# Try it
Look through the data below, and copy each line that carries the word "concurrent".

# Source information
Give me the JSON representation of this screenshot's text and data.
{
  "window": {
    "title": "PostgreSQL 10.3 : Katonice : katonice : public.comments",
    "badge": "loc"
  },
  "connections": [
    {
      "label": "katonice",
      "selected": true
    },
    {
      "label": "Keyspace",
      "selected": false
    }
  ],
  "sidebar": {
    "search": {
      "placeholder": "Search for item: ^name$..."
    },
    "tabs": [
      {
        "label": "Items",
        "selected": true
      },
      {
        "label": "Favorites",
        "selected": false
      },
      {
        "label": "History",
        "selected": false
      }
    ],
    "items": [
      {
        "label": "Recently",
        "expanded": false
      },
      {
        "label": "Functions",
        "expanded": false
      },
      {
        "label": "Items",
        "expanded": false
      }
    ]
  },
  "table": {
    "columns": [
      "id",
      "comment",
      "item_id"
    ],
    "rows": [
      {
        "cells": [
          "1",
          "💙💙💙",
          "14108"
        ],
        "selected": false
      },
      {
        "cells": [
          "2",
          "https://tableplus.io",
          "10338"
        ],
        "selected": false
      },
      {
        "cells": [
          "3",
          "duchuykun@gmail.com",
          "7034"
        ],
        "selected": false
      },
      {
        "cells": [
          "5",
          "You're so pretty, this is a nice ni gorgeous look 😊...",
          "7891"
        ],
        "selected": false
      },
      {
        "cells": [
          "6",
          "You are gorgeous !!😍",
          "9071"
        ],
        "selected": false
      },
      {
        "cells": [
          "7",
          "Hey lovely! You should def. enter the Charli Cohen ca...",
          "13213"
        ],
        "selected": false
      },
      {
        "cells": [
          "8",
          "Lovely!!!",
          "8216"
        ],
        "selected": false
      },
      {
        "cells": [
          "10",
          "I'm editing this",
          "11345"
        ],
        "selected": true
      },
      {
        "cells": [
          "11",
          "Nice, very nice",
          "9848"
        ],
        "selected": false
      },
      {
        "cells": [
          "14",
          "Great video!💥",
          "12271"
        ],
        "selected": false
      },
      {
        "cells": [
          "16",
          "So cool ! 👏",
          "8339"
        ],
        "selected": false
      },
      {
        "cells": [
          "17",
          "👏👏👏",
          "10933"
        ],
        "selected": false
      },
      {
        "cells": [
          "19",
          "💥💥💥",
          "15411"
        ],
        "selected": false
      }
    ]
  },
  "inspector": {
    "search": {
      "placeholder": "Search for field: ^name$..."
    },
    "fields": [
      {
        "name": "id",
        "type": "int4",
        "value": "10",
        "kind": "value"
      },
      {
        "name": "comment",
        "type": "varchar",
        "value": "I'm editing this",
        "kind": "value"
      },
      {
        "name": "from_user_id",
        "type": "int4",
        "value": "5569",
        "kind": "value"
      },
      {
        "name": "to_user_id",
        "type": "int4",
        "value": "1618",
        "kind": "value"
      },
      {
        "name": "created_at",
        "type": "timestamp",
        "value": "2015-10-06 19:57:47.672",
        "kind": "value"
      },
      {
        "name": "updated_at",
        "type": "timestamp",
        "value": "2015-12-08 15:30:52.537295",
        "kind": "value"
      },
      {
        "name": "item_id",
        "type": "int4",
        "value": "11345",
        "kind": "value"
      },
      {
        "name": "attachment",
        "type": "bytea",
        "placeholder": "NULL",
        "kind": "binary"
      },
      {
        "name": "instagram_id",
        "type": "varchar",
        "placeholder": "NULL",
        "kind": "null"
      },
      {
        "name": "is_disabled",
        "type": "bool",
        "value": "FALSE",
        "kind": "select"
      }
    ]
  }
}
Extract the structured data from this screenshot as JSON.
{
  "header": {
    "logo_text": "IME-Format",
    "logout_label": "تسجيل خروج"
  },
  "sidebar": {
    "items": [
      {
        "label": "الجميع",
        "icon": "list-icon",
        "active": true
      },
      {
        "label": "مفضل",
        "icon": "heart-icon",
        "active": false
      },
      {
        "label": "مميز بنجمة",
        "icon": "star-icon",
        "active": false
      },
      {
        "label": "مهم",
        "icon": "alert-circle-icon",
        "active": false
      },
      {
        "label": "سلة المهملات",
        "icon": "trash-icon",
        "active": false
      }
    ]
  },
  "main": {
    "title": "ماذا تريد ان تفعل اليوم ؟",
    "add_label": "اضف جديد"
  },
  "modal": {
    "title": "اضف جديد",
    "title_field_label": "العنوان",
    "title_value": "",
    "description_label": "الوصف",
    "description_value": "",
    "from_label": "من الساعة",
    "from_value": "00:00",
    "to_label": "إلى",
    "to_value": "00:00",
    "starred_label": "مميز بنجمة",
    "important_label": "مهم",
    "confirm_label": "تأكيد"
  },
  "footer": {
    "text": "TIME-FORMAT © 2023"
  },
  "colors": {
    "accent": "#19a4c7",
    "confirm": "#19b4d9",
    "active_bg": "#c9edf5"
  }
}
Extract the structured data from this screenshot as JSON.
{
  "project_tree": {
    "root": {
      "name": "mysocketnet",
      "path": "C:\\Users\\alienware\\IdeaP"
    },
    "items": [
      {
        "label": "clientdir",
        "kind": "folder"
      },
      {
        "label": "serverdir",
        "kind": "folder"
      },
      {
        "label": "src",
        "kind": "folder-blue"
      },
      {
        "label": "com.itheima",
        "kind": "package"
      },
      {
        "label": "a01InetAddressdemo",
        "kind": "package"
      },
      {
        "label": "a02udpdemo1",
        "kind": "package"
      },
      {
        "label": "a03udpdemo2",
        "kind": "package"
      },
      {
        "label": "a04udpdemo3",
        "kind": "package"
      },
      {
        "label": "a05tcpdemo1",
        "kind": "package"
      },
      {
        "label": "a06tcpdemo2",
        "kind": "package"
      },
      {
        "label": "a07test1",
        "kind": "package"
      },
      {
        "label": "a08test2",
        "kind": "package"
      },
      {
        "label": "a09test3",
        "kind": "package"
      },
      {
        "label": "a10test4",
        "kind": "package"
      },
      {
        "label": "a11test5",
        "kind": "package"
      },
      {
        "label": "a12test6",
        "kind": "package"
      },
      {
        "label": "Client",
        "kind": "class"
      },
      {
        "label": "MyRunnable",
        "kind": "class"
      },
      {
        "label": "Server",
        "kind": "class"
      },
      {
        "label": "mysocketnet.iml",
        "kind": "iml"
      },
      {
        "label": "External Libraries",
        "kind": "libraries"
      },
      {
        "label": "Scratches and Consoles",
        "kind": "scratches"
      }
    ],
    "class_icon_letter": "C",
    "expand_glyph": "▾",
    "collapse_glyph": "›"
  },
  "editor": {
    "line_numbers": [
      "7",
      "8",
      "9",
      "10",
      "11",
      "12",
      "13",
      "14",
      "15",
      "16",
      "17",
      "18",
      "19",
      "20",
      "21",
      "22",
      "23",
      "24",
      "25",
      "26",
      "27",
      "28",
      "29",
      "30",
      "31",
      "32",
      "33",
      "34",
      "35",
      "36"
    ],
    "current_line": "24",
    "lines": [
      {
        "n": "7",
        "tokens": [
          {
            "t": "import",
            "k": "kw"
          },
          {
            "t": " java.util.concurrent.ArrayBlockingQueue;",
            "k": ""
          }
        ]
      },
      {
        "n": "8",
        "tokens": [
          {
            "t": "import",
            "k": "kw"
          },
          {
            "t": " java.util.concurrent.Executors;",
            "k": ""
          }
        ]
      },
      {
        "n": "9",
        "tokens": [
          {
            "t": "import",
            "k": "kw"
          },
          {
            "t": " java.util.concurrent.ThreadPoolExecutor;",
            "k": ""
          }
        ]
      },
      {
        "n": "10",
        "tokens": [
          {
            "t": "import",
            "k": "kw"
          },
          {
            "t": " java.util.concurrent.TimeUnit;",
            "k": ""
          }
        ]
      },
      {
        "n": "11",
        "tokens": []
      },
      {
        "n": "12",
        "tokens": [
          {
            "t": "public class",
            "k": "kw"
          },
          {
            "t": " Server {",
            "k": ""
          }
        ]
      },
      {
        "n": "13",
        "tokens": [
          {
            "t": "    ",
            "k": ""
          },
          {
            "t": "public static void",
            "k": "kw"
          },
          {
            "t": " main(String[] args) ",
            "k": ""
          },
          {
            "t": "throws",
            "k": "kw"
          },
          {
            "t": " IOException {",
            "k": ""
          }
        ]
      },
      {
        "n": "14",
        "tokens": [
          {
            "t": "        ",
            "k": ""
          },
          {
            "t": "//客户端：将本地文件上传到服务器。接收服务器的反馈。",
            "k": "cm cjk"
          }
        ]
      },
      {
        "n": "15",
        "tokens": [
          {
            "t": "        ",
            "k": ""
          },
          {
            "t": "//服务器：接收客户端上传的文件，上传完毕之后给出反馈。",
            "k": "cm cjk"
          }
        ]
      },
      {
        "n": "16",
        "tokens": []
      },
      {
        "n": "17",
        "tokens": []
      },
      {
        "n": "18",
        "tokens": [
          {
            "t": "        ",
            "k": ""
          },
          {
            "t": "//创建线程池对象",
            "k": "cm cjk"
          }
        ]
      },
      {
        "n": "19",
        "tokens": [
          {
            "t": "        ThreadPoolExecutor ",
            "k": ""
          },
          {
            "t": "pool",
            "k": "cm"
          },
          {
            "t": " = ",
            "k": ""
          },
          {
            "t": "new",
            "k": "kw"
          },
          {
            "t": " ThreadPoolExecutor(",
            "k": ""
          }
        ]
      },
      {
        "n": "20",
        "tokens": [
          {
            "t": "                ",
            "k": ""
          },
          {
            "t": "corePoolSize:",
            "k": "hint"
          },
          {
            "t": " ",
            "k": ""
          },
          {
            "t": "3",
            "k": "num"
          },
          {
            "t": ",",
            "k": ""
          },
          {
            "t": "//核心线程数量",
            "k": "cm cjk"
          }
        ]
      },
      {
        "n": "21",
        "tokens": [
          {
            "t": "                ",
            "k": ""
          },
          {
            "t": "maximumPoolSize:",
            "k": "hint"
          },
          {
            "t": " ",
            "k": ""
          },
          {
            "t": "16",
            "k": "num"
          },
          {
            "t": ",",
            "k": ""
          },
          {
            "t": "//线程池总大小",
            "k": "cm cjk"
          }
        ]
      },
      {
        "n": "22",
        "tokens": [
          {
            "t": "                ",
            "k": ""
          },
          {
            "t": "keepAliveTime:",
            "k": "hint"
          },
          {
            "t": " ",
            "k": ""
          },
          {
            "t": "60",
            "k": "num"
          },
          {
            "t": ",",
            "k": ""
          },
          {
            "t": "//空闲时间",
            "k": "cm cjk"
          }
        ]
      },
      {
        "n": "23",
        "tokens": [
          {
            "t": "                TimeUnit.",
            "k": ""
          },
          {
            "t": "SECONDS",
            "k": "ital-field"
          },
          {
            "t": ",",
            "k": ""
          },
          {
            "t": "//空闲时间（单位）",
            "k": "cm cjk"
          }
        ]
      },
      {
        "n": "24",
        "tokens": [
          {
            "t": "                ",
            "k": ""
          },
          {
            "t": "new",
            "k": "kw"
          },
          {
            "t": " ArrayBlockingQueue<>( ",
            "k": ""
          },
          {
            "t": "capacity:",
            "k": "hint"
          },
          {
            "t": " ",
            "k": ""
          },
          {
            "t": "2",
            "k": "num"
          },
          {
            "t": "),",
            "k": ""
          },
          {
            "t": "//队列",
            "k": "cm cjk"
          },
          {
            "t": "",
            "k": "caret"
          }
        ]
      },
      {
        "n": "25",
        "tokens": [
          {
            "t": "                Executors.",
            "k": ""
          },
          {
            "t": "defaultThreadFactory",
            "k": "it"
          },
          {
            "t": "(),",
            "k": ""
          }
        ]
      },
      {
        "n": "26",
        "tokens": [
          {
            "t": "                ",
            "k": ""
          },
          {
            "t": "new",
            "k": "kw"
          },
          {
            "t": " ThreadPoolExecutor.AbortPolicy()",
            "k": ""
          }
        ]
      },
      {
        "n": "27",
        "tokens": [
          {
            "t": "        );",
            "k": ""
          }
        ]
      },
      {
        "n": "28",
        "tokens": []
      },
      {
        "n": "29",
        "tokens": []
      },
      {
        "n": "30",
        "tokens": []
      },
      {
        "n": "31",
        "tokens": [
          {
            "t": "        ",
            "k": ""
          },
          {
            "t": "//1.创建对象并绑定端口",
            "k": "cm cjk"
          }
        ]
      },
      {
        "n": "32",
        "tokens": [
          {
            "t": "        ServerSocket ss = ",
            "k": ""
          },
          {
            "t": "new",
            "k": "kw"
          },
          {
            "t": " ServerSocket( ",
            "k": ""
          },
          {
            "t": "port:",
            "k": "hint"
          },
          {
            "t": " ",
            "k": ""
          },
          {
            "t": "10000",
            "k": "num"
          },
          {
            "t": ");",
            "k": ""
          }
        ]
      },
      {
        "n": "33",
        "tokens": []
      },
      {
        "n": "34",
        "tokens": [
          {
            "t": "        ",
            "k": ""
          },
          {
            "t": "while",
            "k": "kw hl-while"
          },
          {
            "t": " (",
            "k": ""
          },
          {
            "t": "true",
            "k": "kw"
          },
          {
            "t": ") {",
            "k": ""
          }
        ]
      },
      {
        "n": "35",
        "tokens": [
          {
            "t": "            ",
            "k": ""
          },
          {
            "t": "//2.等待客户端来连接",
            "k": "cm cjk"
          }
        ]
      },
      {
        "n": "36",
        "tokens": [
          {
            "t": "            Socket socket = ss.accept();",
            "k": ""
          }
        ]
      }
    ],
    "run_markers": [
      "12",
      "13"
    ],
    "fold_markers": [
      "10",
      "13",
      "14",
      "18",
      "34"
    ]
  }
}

# Expected output
            "t": " java.util.concurrent.ArrayBlockingQueue;",
            "t": " java.util.concurrent.Executors;",
            "t": " java.util.concurrent.ThreadPoolExecutor;",
            "t": " java.util.concurrent.TimeUnit;",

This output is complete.